BEGIN STORED DATA
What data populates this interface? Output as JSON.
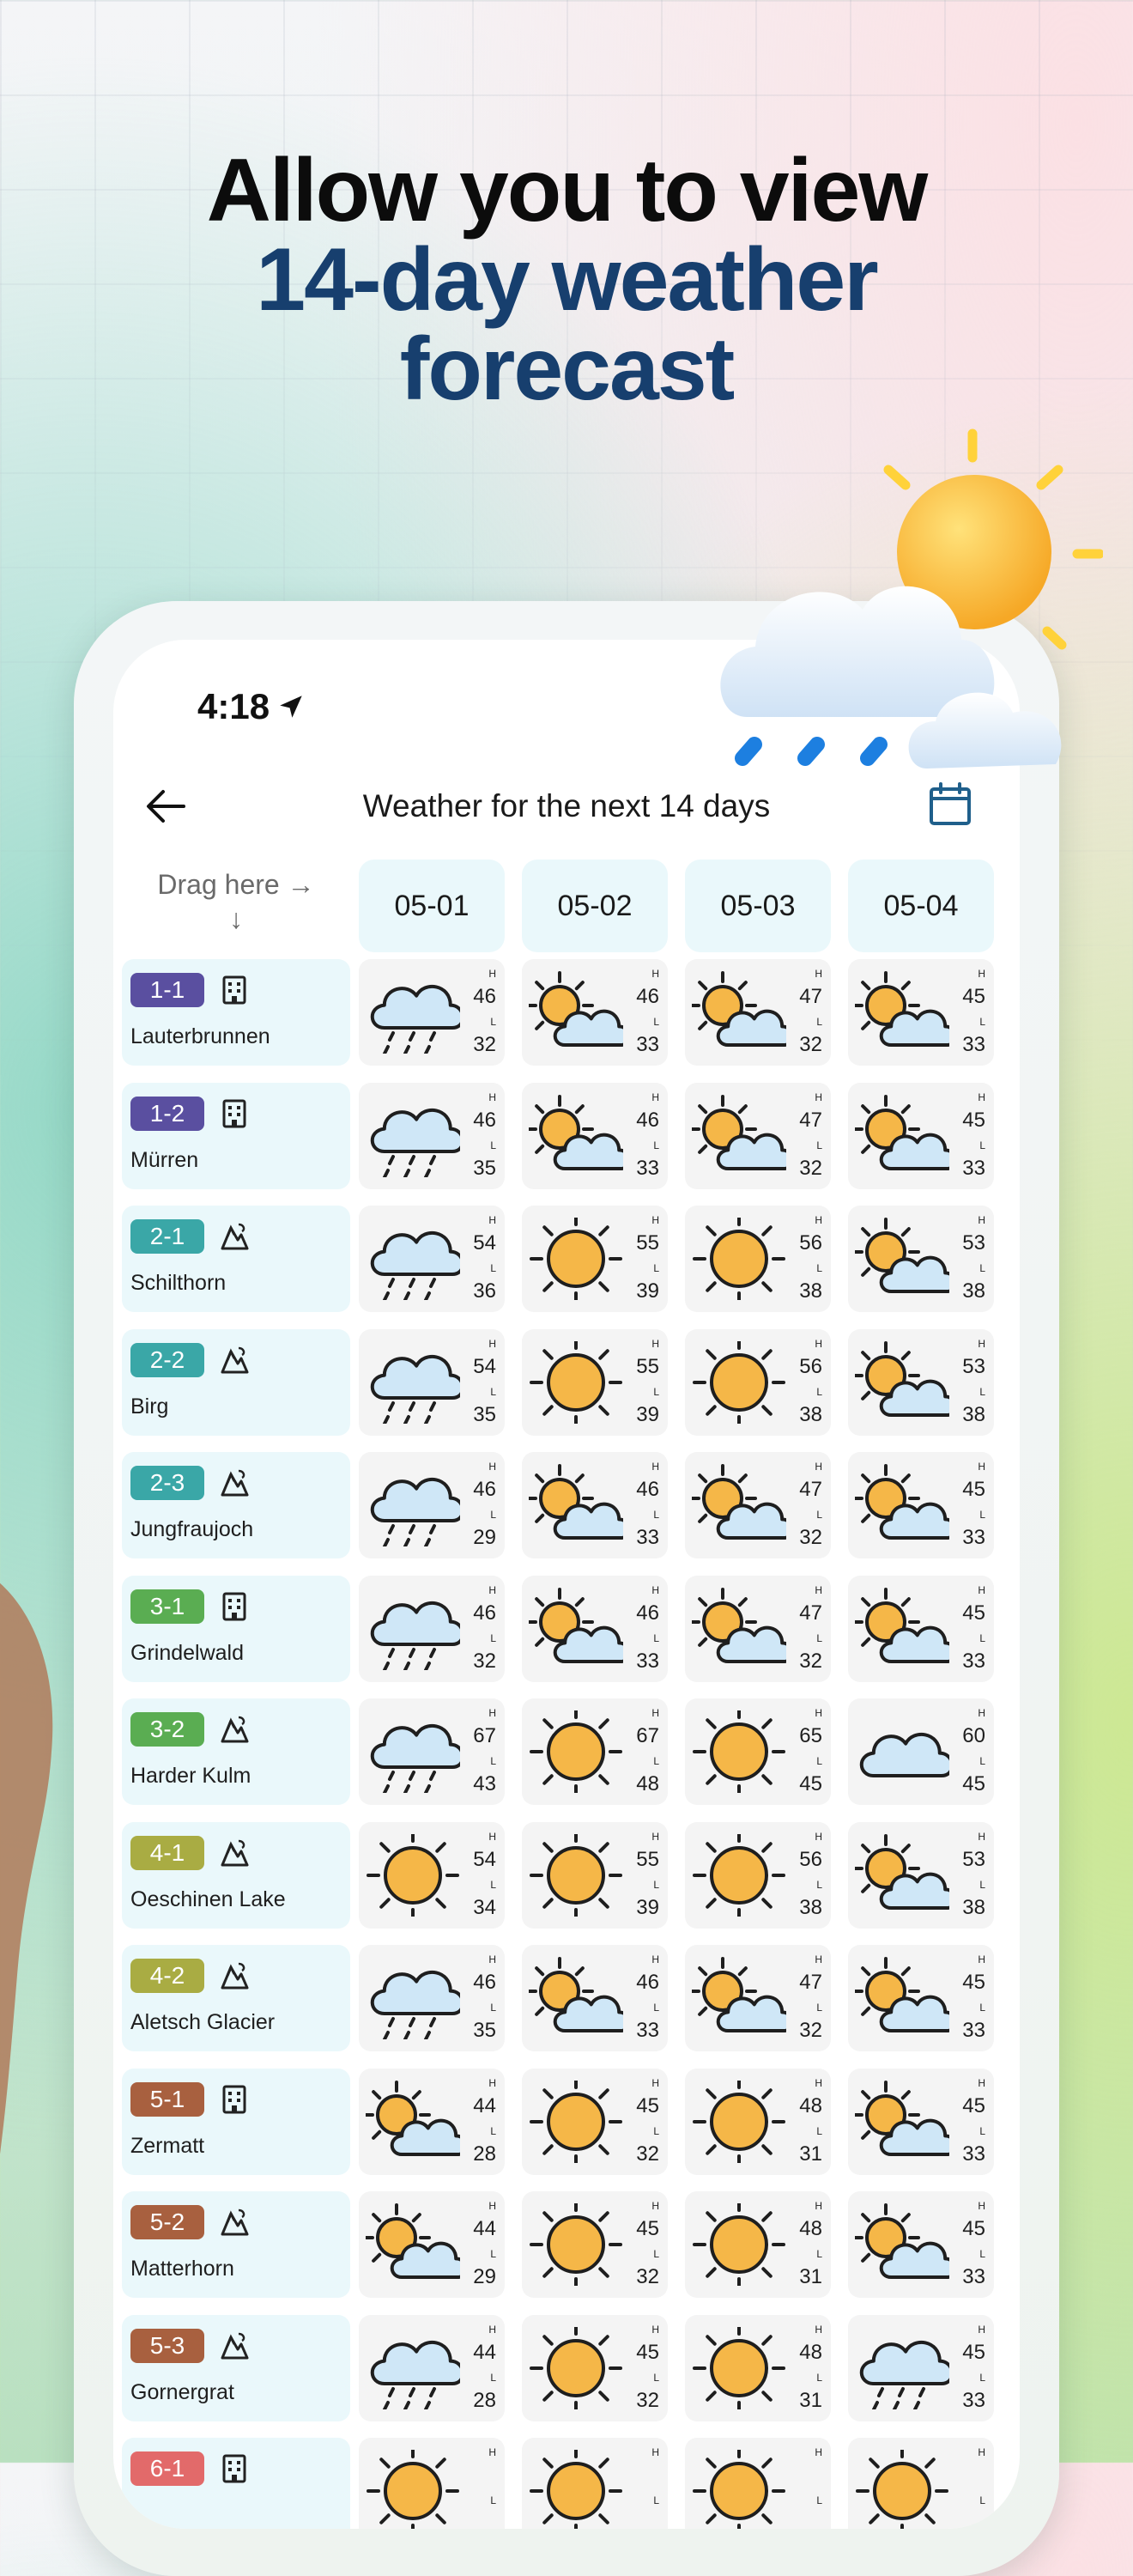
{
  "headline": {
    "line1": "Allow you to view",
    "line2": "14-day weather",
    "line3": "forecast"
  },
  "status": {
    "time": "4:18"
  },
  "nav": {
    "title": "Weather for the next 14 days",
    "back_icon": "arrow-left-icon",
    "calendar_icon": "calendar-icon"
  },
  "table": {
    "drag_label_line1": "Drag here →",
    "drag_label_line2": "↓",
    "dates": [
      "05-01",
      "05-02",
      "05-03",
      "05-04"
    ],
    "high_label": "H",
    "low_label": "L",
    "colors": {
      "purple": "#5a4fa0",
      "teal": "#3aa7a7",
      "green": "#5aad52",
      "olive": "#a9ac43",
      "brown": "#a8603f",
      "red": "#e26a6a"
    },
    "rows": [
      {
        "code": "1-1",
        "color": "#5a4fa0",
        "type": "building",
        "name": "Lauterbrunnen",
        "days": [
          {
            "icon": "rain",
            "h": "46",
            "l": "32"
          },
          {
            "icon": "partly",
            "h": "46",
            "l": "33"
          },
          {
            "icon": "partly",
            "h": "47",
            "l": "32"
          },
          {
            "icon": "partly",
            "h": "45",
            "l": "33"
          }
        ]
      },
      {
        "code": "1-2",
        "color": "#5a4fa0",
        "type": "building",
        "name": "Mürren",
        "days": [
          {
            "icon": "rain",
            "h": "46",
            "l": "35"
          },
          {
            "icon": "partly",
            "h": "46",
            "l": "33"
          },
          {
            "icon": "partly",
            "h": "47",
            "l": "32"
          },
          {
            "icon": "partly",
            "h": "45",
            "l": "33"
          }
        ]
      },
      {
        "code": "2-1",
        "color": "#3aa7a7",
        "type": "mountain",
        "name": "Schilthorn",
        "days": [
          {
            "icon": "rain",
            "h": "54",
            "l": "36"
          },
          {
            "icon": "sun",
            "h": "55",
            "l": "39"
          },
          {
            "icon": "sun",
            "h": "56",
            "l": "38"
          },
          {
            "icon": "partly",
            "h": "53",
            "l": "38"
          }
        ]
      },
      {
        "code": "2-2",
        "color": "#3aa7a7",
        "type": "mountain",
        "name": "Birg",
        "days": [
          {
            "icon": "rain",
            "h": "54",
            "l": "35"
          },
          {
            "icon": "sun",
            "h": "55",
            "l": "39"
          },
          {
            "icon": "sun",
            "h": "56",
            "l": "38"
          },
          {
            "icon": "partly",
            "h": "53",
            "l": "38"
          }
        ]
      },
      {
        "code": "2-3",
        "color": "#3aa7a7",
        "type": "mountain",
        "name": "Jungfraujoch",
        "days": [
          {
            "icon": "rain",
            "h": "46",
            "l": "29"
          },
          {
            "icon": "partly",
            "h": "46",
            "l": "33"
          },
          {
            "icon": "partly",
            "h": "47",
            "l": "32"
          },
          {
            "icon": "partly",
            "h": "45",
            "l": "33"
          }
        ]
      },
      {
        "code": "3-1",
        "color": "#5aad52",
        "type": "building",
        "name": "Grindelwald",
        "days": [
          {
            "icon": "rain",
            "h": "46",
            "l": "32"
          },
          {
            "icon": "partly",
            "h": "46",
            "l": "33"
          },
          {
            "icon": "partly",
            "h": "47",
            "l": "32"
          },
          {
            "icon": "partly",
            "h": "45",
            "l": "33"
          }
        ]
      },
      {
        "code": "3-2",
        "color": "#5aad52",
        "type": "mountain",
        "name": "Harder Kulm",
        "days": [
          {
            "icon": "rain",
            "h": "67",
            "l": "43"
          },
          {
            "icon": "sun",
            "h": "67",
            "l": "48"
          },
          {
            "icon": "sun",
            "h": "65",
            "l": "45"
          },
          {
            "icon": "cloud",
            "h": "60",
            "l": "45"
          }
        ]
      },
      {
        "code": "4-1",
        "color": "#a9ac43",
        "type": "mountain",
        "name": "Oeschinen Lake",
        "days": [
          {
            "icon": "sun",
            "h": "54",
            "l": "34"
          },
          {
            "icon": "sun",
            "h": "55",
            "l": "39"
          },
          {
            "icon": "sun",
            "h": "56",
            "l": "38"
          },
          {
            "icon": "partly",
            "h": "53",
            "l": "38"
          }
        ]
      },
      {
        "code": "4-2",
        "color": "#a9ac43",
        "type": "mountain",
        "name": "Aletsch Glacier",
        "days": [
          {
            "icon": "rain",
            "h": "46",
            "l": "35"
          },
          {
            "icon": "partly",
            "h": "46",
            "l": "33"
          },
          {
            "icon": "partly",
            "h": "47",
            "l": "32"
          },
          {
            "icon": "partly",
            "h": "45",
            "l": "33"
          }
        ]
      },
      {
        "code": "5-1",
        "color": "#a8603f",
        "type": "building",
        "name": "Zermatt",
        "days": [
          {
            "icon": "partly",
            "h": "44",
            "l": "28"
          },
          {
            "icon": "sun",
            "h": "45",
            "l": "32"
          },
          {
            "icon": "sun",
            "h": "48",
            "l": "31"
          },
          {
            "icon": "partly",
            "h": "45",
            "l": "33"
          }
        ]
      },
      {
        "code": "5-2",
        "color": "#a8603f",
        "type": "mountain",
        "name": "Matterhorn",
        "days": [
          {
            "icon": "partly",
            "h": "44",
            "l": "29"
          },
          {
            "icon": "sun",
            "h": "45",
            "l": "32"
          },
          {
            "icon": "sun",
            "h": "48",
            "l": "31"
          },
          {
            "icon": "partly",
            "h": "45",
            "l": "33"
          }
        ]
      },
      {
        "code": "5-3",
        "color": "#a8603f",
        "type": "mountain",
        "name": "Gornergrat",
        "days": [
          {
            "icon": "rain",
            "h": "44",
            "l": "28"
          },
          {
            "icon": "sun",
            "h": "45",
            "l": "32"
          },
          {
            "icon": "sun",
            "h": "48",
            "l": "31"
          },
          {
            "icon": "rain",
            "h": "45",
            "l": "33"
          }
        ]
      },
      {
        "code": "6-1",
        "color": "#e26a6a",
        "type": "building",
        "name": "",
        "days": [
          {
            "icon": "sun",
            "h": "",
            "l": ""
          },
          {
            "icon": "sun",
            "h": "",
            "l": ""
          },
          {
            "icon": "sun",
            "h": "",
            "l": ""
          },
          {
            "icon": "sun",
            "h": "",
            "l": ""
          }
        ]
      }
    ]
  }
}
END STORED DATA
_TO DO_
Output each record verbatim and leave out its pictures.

_SOLUTION_
What data populates this interface? Output as JSON.
{
  "headline": {
    "line1": "Allow you to view",
    "line2": "14-day weather",
    "line3": "forecast"
  },
  "status": {
    "time": "4:18"
  },
  "nav": {
    "title": "Weather for the next 14 days",
    "back_icon": "arrow-left-icon",
    "calendar_icon": "calendar-icon"
  },
  "table": {
    "drag_label_line1": "Drag here →",
    "drag_label_line2": "↓",
    "dates": [
      "05-01",
      "05-02",
      "05-03",
      "05-04"
    ],
    "high_label": "H",
    "low_label": "L",
    "colors": {
      "purple": "#5a4fa0",
      "teal": "#3aa7a7",
      "green": "#5aad52",
      "olive": "#a9ac43",
      "brown": "#a8603f",
      "red": "#e26a6a"
    },
    "rows": [
      {
        "code": "1-1",
        "color": "#5a4fa0",
        "type": "building",
        "name": "Lauterbrunnen",
        "days": [
          {
            "icon": "rain",
            "h": "46",
            "l": "32"
          },
          {
            "icon": "partly",
            "h": "46",
            "l": "33"
          },
          {
            "icon": "partly",
            "h": "47",
            "l": "32"
          },
          {
            "icon": "partly",
            "h": "45",
            "l": "33"
          }
        ]
      },
      {
        "code": "1-2",
        "color": "#5a4fa0",
        "type": "building",
        "name": "Mürren",
        "days": [
          {
            "icon": "rain",
            "h": "46",
            "l": "35"
          },
          {
            "icon": "partly",
            "h": "46",
            "l": "33"
          },
          {
            "icon": "partly",
            "h": "47",
            "l": "32"
          },
          {
            "icon": "partly",
            "h": "45",
            "l": "33"
          }
        ]
      },
      {
        "code": "2-1",
        "color": "#3aa7a7",
        "type": "mountain",
        "name": "Schilthorn",
        "days": [
          {
            "icon": "rain",
            "h": "54",
            "l": "36"
          },
          {
            "icon": "sun",
            "h": "55",
            "l": "39"
          },
          {
            "icon": "sun",
            "h": "56",
            "l": "38"
          },
          {
            "icon": "partly",
            "h": "53",
            "l": "38"
          }
        ]
      },
      {
        "code": "2-2",
        "color": "#3aa7a7",
        "type": "mountain",
        "name": "Birg",
        "days": [
          {
            "icon": "rain",
            "h": "54",
            "l": "35"
          },
          {
            "icon": "sun",
            "h": "55",
            "l": "39"
          },
          {
            "icon": "sun",
            "h": "56",
            "l": "38"
          },
          {
            "icon": "partly",
            "h": "53",
            "l": "38"
          }
        ]
      },
      {
        "code": "2-3",
        "color": "#3aa7a7",
        "type": "mountain",
        "name": "Jungfraujoch",
        "days": [
          {
            "icon": "rain",
            "h": "46",
            "l": "29"
          },
          {
            "icon": "partly",
            "h": "46",
            "l": "33"
          },
          {
            "icon": "partly",
            "h": "47",
            "l": "32"
          },
          {
            "icon": "partly",
            "h": "45",
            "l": "33"
          }
        ]
      },
      {
        "code": "3-1",
        "color": "#5aad52",
        "type": "building",
        "name": "Grindelwald",
        "days": [
          {
            "icon": "rain",
            "h": "46",
            "l": "32"
          },
          {
            "icon": "partly",
            "h": "46",
            "l": "33"
          },
          {
            "icon": "partly",
            "h": "47",
            "l": "32"
          },
          {
            "icon": "partly",
            "h": "45",
            "l": "33"
          }
        ]
      },
      {
        "code": "3-2",
        "color": "#5aad52",
        "type": "mountain",
        "name": "Harder Kulm",
        "days": [
          {
            "icon": "rain",
            "h": "67",
            "l": "43"
          },
          {
            "icon": "sun",
            "h": "67",
            "l": "48"
          },
          {
            "icon": "sun",
            "h": "65",
            "l": "45"
          },
          {
            "icon": "cloud",
            "h": "60",
            "l": "45"
          }
        ]
      },
      {
        "code": "4-1",
        "color": "#a9ac43",
        "type": "mountain",
        "name": "Oeschinen Lake",
        "days": [
          {
            "icon": "sun",
            "h": "54",
            "l": "34"
          },
          {
            "icon": "sun",
            "h": "55",
            "l": "39"
          },
          {
            "icon": "sun",
            "h": "56",
            "l": "38"
          },
          {
            "icon": "partly",
            "h": "53",
            "l": "38"
          }
        ]
      },
      {
        "code": "4-2",
        "color": "#a9ac43",
        "type": "mountain",
        "name": "Aletsch Glacier",
        "days": [
          {
            "icon": "rain",
            "h": "46",
            "l": "35"
          },
          {
            "icon": "partly",
            "h": "46",
            "l": "33"
          },
          {
            "icon": "partly",
            "h": "47",
            "l": "32"
          },
          {
            "icon": "partly",
            "h": "45",
            "l": "33"
          }
        ]
      },
      {
        "code": "5-1",
        "color": "#a8603f",
        "type": "building",
        "name": "Zermatt",
        "days": [
          {
            "icon": "partly",
            "h": "44",
            "l": "28"
          },
          {
            "icon": "sun",
            "h": "45",
            "l": "32"
          },
          {
            "icon": "sun",
            "h": "48",
            "l": "31"
          },
          {
            "icon": "partly",
            "h": "45",
            "l": "33"
          }
        ]
      },
      {
        "code": "5-2",
        "color": "#a8603f",
        "type": "mountain",
        "name": "Matterhorn",
        "days": [
          {
            "icon": "partly",
            "h": "44",
            "l": "29"
          },
          {
            "icon": "sun",
            "h": "45",
            "l": "32"
          },
          {
            "icon": "sun",
            "h": "48",
            "l": "31"
          },
          {
            "icon": "partly",
            "h": "45",
            "l": "33"
          }
        ]
      },
      {
        "code": "5-3",
        "color": "#a8603f",
        "type": "mountain",
        "name": "Gornergrat",
        "days": [
          {
            "icon": "rain",
            "h": "44",
            "l": "28"
          },
          {
            "icon": "sun",
            "h": "45",
            "l": "32"
          },
          {
            "icon": "sun",
            "h": "48",
            "l": "31"
          },
          {
            "icon": "rain",
            "h": "45",
            "l": "33"
          }
        ]
      },
      {
        "code": "6-1",
        "color": "#e26a6a",
        "type": "building",
        "name": "",
        "days": [
          {
            "icon": "sun",
            "h": "",
            "l": ""
          },
          {
            "icon": "sun",
            "h": "",
            "l": ""
          },
          {
            "icon": "sun",
            "h": "",
            "l": ""
          },
          {
            "icon": "sun",
            "h": "",
            "l": ""
          }
        ]
      }
    ]
  }
}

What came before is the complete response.